Determine the number of lines in the data that contain "порога", and write only that number.
<<<<
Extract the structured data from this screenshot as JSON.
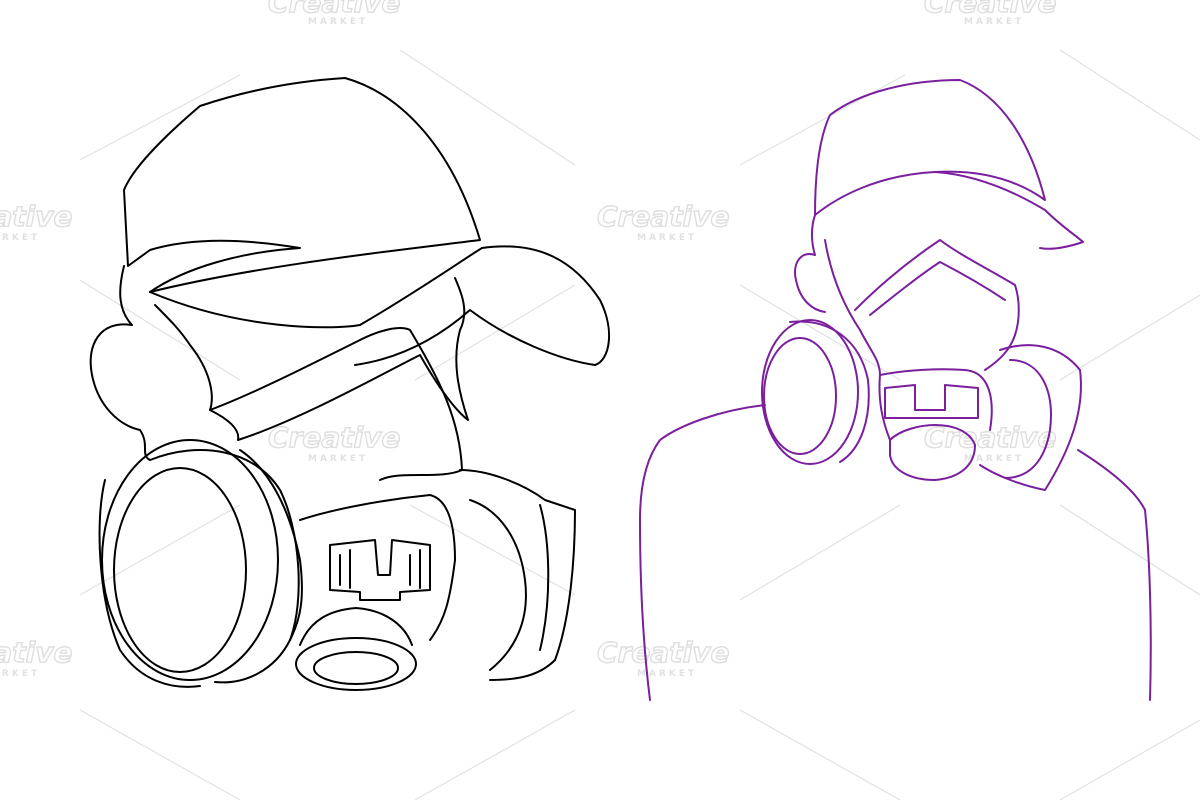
{
  "watermark": {
    "brand": "Creative",
    "sub": "MARKET"
  },
  "illustrations": [
    {
      "name": "black-outline",
      "color": "#000000",
      "subject": "respirator-mask-with-cap"
    },
    {
      "name": "purple-outline",
      "color": "#7a1f9e",
      "subject": "respirator-mask-with-cap-and-shoulders"
    }
  ],
  "colors": {
    "background": "#ffffff",
    "left_line": "#000000",
    "right_line": "#7a1f9e",
    "watermark": "#d3d3d3"
  }
}
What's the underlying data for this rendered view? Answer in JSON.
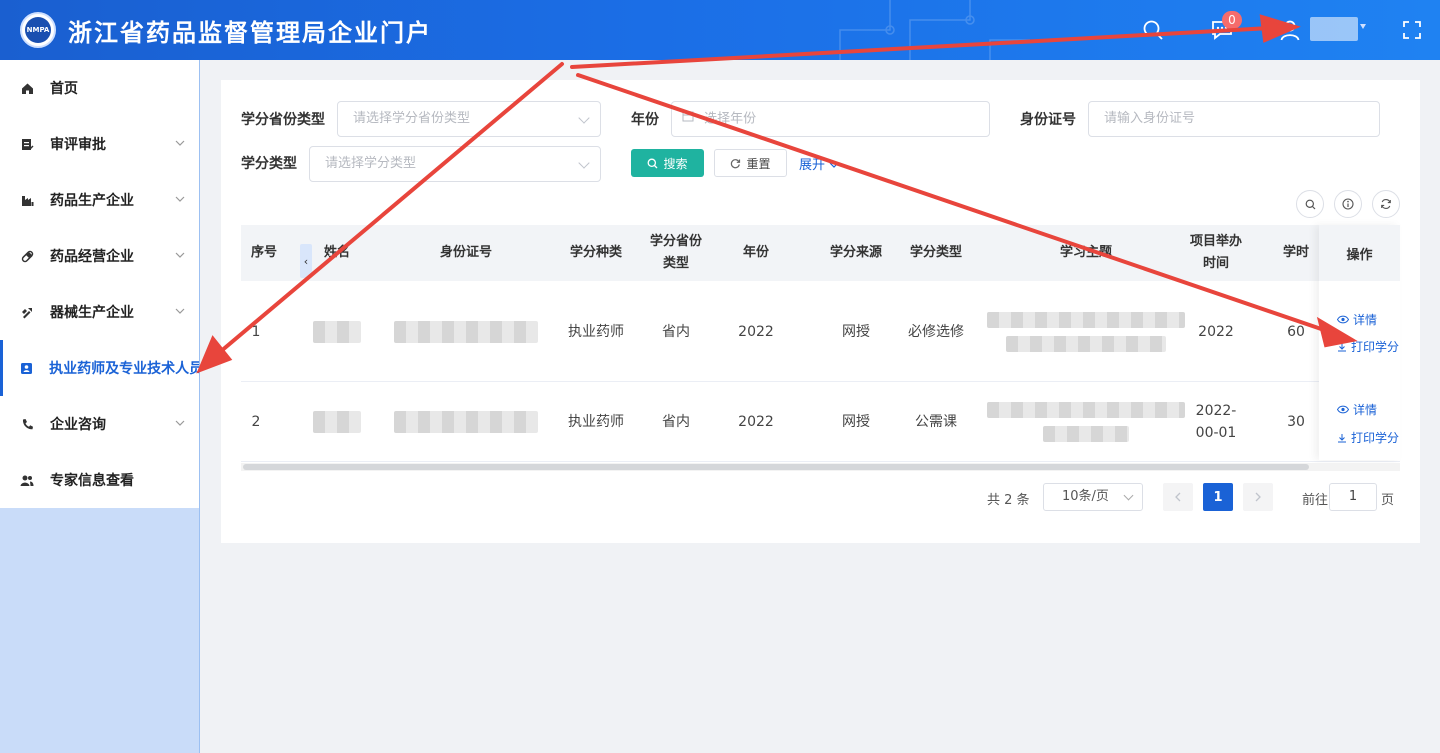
{
  "header": {
    "logo_text": "NMPA",
    "title": "浙江省药品监督管理局企业门户",
    "badge_count": "0"
  },
  "sidebar": {
    "items": [
      {
        "label": "首页",
        "icon": "home-icon"
      },
      {
        "label": "审评审批",
        "icon": "document-edit-icon"
      },
      {
        "label": "药品生产企业",
        "icon": "factory-icon"
      },
      {
        "label": "药品经营企业",
        "icon": "pill-icon"
      },
      {
        "label": "器械生产企业",
        "icon": "tools-icon"
      },
      {
        "label": "执业药师及专业技术人员",
        "icon": "id-card-icon"
      },
      {
        "label": "企业咨询",
        "icon": "phone-icon"
      },
      {
        "label": "专家信息查看",
        "icon": "users-icon"
      }
    ]
  },
  "filters": {
    "credit_province_type_label": "学分省份类型",
    "credit_province_type_placeholder": "请选择学分省份类型",
    "year_label": "年份",
    "year_placeholder": "选择年份",
    "id_number_label": "身份证号",
    "id_number_placeholder": "请输入身份证号",
    "credit_type_label": "学分类型",
    "credit_type_placeholder": "请选择学分类型",
    "search_label": "搜索",
    "reset_label": "重置",
    "expand_label": "展开"
  },
  "table": {
    "columns": {
      "index": "序号",
      "name": "姓名",
      "id_number": "身份证号",
      "credit_kind": "学分种类",
      "credit_province_type": "学分省份类型",
      "year": "年份",
      "credit_source": "学分来源",
      "credit_type": "学分类型",
      "topic": "学习主题",
      "project_time": "项目举办时间",
      "hours": "学时",
      "actions": "操作"
    },
    "rows": [
      {
        "index": "1",
        "credit_kind": "执业药师",
        "credit_province_type": "省内",
        "year": "2022",
        "credit_source": "网授",
        "credit_type": "必修选修",
        "project_time": "2022",
        "hours": "60"
      },
      {
        "index": "2",
        "credit_kind": "执业药师",
        "credit_province_type": "省内",
        "year": "2022",
        "credit_source": "网授",
        "credit_type": "公需课",
        "project_time": "2022-00-01",
        "hours": "30"
      }
    ],
    "action_detail": "详情",
    "action_print": "打印学分"
  },
  "pagination": {
    "total": "共 2 条",
    "page_size": "10条/页",
    "current_page": "1",
    "goto_label": "前往",
    "goto_value": "1",
    "page_suffix": "页"
  },
  "colors": {
    "header_blue": "#1b6ee6",
    "primary": "#1a62d6",
    "search_button": "#1fb3a0",
    "badge": "#f56c6c",
    "annotation_arrow": "#e8453c"
  }
}
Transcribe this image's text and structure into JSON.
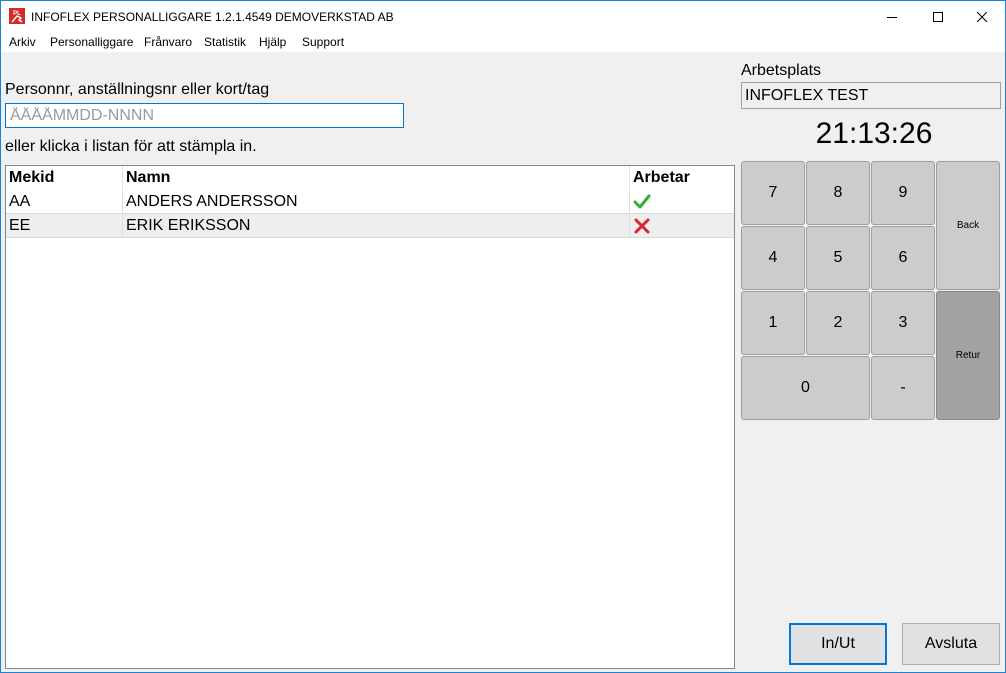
{
  "window": {
    "title": "INFOFLEX PERSONALLIGGARE 1.2.1.4549 DEMOVERKSTAD AB",
    "icon_text": "PL"
  },
  "menu": [
    "Arkiv",
    "Personalliggare",
    "Frånvaro",
    "Statistik",
    "Hjälp",
    "Support"
  ],
  "search": {
    "label": "Personnr, anställningsnr eller kort/tag",
    "placeholder": "ÅÅÅÅMMDD-NNNN",
    "value": "",
    "hint": "eller klicka i listan för att stämpla in."
  },
  "table": {
    "headers": [
      "Mekid",
      "Namn",
      "Arbetar"
    ],
    "rows": [
      {
        "mekid": "AA",
        "name": "ANDERS ANDERSSON",
        "working": true
      },
      {
        "mekid": "EE",
        "name": "ERIK ERIKSSON",
        "working": false
      }
    ]
  },
  "workplace": {
    "label": "Arbetsplats",
    "value": "INFOFLEX TEST"
  },
  "clock": "21:13:26",
  "keypad": {
    "k7": "7",
    "k8": "8",
    "k9": "9",
    "k4": "4",
    "k5": "5",
    "k6": "6",
    "k1": "1",
    "k2": "2",
    "k3": "3",
    "k0": "0",
    "dash": "-",
    "back": "Back",
    "retur": "Retur"
  },
  "buttons": {
    "inout": "In/Ut",
    "quit": "Avsluta"
  },
  "colors": {
    "accent": "#0078d7",
    "check": "#3aa935",
    "cross": "#d9262c"
  }
}
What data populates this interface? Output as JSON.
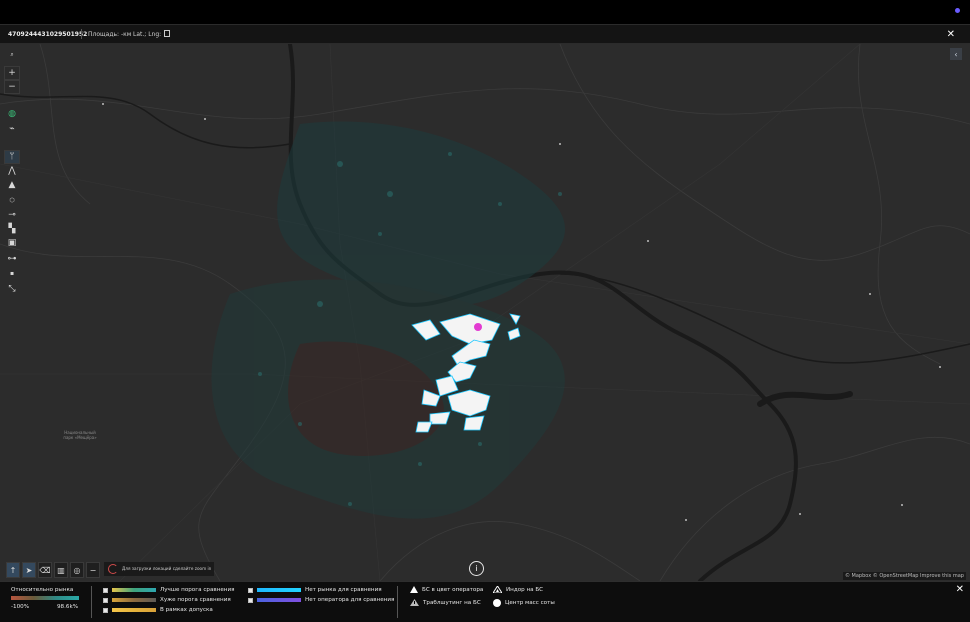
{
  "header": {
    "id": "4709244431029501952",
    "area": "Площадь: -км",
    "latlng": "Lat.; Lng:"
  },
  "map": {
    "place_label_line1": "Национальный",
    "place_label_line2": "парк «Мещёра»",
    "hint": "Для загрузки локаций сделайте zoom in",
    "attribution": "© Mapbox © OpenStreetMap  Improve this map"
  },
  "legend": {
    "title": "Относительно рынка",
    "min": "-100%",
    "max": "98.6k%",
    "items_col1": [
      {
        "label": "Лучше порога сравнения"
      },
      {
        "label": "Хуже порога сравнения"
      },
      {
        "label": "В рамках допуска"
      }
    ],
    "items_col2": [
      {
        "label": "Нет рынка для сравнения"
      },
      {
        "label": "Нет оператора для сравнения"
      }
    ],
    "symbols": [
      {
        "label": "БС в цвет оператора"
      },
      {
        "label": "Индор на БС"
      },
      {
        "label": "Траблшутинг на БС"
      },
      {
        "label": "Центр масс соты"
      }
    ]
  },
  "colors": {
    "map_bg": "#2c2c2c",
    "accent_cyan": "#1ec8ff",
    "accent_purple": "#6a5cff"
  }
}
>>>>
◆ **Result below**:
2